Tuesday, July 25th, 2017 - Surgery Day
Woke up at 05:00 grabbed a shower and lathered in the sterilizing solution that the hospital provided. I had taken a shower and coated with the same solution the night before and slept on clean sheets in order to reduce exposure to things that might prove bothersome with having surgery. Having been someone who has been working a graveyard shift, sleeping through the night was a challenge… one that I was only moderately successful at. Surprisingly, having consumed nothing since 9pm I was neither hungry nor thirsty. Which was one of my concerns, especially the thirst issue considering I am one of those persons that constantly has some sort of beverage even if it is just the water bottle I constantly have at my side. Anyway, my appointment for surgery was at 07:45 so my wife Julie and I departed for the hospital at 06:00 just incase there was morning traffic.
Once at the hospital things progressed rather quickly. Within minutes I was checked in and Julie and I were whisked off to another waiting room where I was taken into another room where I sterilized again and changed into an operating gown. I had barely gotten changed when a nurse showed up, had me get on a gurney and off I went. As they wheeled me through the halls we picked up Julie from the waiting room and she stayed with me in a "Pre-surgery" holding room, but it wasn't long before my surgeon, his AP, and the Anesthesiologist came through and said good morning and asked a few final questions. A short wait and Julie returned to the waiting area and I was rolled into the OR. The last thing I remember was transferring from the gurney to the operating table, laying down situating myself… then the next thing I was aware of was waking up in room with a couple of nurses watching over me, one of them saying "your oxygen is low, you need to breathe!". The next few hours are tough to recall, just kind of a disjointed awareness of my surroundings.
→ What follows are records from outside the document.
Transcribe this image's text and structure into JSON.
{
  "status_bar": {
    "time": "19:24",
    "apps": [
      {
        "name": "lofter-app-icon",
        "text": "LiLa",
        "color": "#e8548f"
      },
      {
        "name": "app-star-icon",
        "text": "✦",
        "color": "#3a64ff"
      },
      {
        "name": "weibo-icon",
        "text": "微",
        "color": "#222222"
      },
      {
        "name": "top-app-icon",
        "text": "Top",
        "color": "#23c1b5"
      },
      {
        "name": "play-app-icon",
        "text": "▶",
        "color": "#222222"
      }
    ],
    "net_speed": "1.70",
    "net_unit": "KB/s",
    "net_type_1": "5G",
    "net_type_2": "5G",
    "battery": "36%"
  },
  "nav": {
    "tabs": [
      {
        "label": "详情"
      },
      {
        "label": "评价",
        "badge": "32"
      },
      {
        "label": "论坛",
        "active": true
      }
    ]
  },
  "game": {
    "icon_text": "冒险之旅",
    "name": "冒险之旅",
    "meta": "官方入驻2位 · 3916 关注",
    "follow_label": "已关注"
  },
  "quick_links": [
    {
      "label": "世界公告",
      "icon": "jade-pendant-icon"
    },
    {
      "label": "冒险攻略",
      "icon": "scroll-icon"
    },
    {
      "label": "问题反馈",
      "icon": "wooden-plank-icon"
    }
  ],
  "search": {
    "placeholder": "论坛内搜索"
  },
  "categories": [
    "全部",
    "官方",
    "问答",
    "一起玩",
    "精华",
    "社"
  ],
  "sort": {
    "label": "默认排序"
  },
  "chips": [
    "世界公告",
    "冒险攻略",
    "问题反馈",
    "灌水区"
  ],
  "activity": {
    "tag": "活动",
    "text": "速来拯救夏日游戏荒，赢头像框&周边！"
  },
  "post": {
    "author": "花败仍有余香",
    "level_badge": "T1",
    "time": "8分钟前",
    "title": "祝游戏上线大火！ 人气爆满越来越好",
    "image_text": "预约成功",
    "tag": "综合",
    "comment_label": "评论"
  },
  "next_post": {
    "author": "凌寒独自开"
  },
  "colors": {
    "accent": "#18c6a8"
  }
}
As it turns out there was a bit of a complication during the initial part of the surgery. One of the first things they do is send a scope down your throat to make sure there are no issues with your intestines. This is a very common procedure, however there is a nerve cluster that the scope occasionally comes into contact with and when this happens the results are usually very mild. But I have never been one to not step up to a challenge, instead of the usual minor nerve reactions I did the one in a million reaction and my heart stopped like flipping a switch. I flat lined for a little over 20 seconds before they restarted my heart. My surgeon almost canceled my procedure, but he and another couple of doctors assessed the risk and determined that the risk of continuing were less detrimental to my health than not completing the VSG and my remaining obese.
At about 4pm I was encouraged to get up and walk around the floors perimeter hallway with a nurse guiding me. This was probably the first real awareness I had of the discomfort of all the cuts and stitching and such… not pain, just a tugging sensation when I moved. Especially when I got up out of the bed! I spent the night getting up every 2 hours and doing a lap around the perimeter, by morning I was walking on my own and doing 3-4 laps. During this time they brought me little one-once cups of water, 10 at a time… this is where the sip, sip, sip starts. From 4pm on the 25th and 2pm on the 26th when they released me, I had drank 70 ounces of water and 10 ounces of chicken broth. I guess from their comments this amount was a little unusual, but good.